It may seem like a cruel joke to anyone in New York without an air conditioner, but this weekend is officially the first of the summer. It also marks the second incarnation of the now-annual Northside Festival in Williamsburg, which kicks off tonight. (Wavves gets going at Knitting Factory at 11pm.) Plenty of Brooklyn darlings (including Darlings) will play the four-day fest, including highly-danceable synth-pop duo The Golden Filter, made up of Australian-born vocalist Penelope Trappes and Ohio-bred producer Stephen Hindman. They became known across music blogs a couple of years ago on the strength of widely-circulated remixes of Little Boots, Cut Copy, and Peter Bjorn and John tracks, and just dropped their first album, Voluspa, featuring the breakout dance anthem “Solid Gold,” on Brille Records. Just back from their two-week U.S. tour, The Golden Filter will play Northside on Saturday night, at the Brooklyn Bowl. We caught up with the two before their homecoming show.
FAN ZHONG: So what does the Golden Filter refer to?
STEPHEN HINDMAN: The name was a reference to photography–older, classic Polaroids or whatever. It was a bit of an inside joke between us, before the Golden Filter even started, and we kept saying it a lot, whenever we saw anything that kind of glowed.
PENELOPE TRAPPES: “Shot through the golden filter.”
HINDMAN: We wrote the phrase “golden filter” into our single “Solid Gold,” and we didn’t even realize it would be the name of our band.
ZHONG: So you wrote “Solid Gold” first.
ZHONG: And “Voluspa,” based on my Wikipedia skills, is an ancient Norse poem that tells the creation of the world.
TRAPPES: I’m a history major so I have a tendency to get into stuff like that. We were in Iceland earlier this year and we were blown away by the culture there. The name doesn’t just refer to the beginning of the world, but the battle and the destruction and the rebirth. It ties into some of the stuff that we’d been through before we started the Golden Filter.
HINDMAN: Having had a previous musical project, you know…just having to kill off something and then start something else, which is what we did.

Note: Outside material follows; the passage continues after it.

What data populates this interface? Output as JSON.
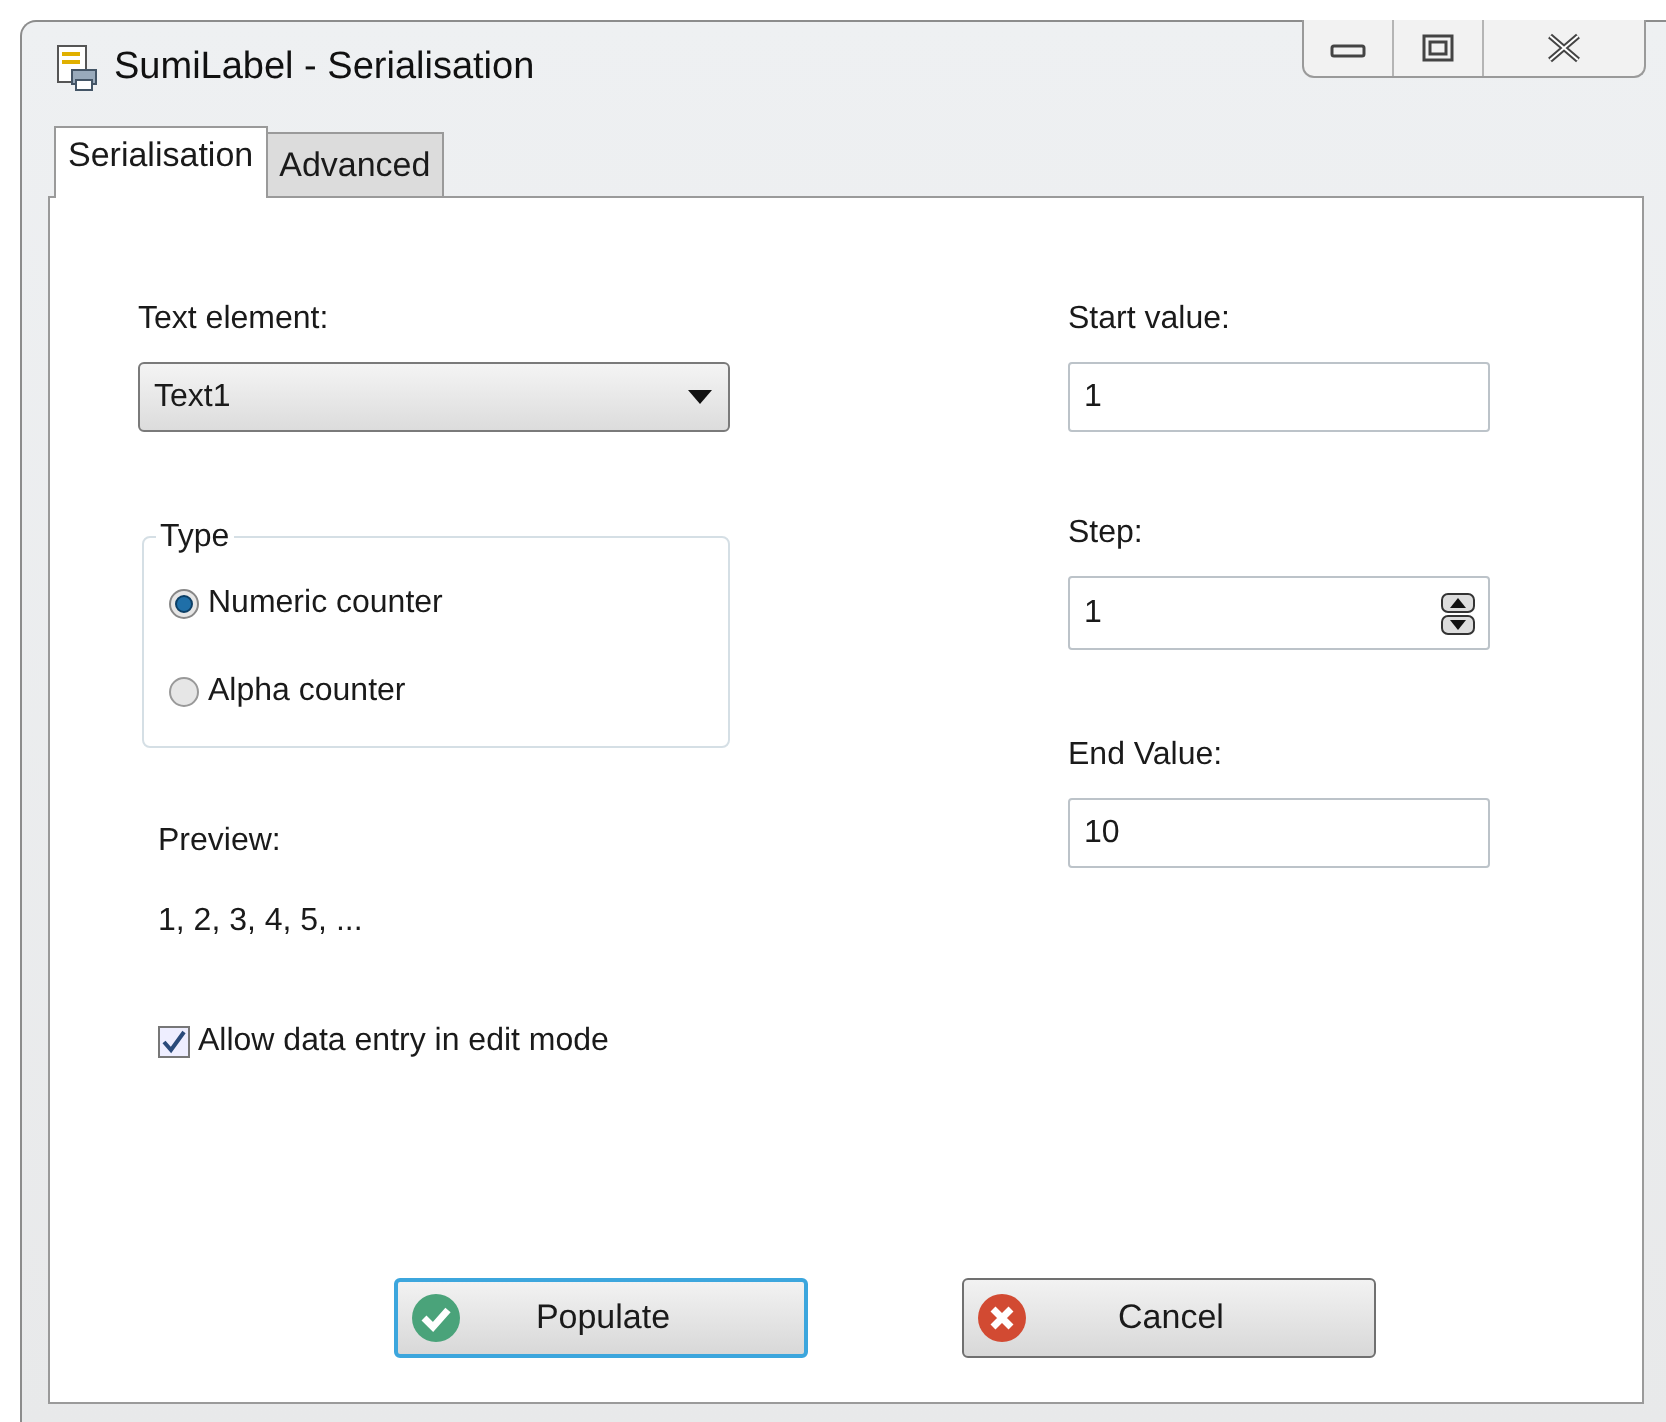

ZHONG: It’s kind of a creation myth thing. When you guys started out, you kept your personal identities quite mysterious. What was the thinking behind that? Why foster that mystique?
HINDMAN: It was in response to all the overexposure on music blogs, everything being so readily available and easy to get.
TRAPPES: People’s personalities are being emblazoned so freely.
HINDMAN: Every once in a while, it’s nice when you run into something in the world, whether it’s a band or whatever, where you just don’t know that much about it.
TRAPPES: There’s a lot of beauty in mystery. We went with the less-is-more philosophy.
ZHONG: But you do realize the less people know, the more they dig.
TRAPPES: Yeah, that’s true. That’s the irony of it.
ZHONG: A few years ago you guys were part of another band in Jersey City called Lismore. How did you get from there to here? What was the bridge?
HINDMAN: The bridge was really “Solid Gold.”
FZ: So the band–and the name of the band–came of this one song. That’s something that you don’t really hear of too often.
TRAPPES: The whole thing–the disbanding of Lismore and the formation of the Golden Filter–was made into a rivalry. It got pop-political.
FZ: Are the two groups very alike? Or are they two separate entities?
TRAPPES: They’re very separate in many ways, but certainly toward the end of Lismore there were a few tracks that were very Golden Filter.
ZHONG: You guys have been described as neo-disco. Do you think that’s accurate?
HINDMAN: Not really. I think we have elements of disco, for sure. But as far as the neo-disco genre goes…it’s kind of like, what is that? And who fits in there? People say that Hercules and Love Affair is neo-disco, but to me that’s much different. I mean, we don’t sound like glam disco from the 70s.
ZHONG: Right. Do you have a favorite old-school disco song?
TRAPPES: “S-S-S-Single Bed,” by this Australian group from the 70s called Fox. It’s pretty amazing.
ZHONG: Oh, I didn’t realize disco made it to Australia.
HINDMAN: Me neither.
TRAPPES: Well, I don’t think it was as big as it was in America and Europe. We were just talking about this over dinner the other night, how Australia only had one music channel that did one music show.
ZHONG: Was it like the Australian MTV?
TRAPPES: Yeah, it was this show called Countdown. It was pretty legendary.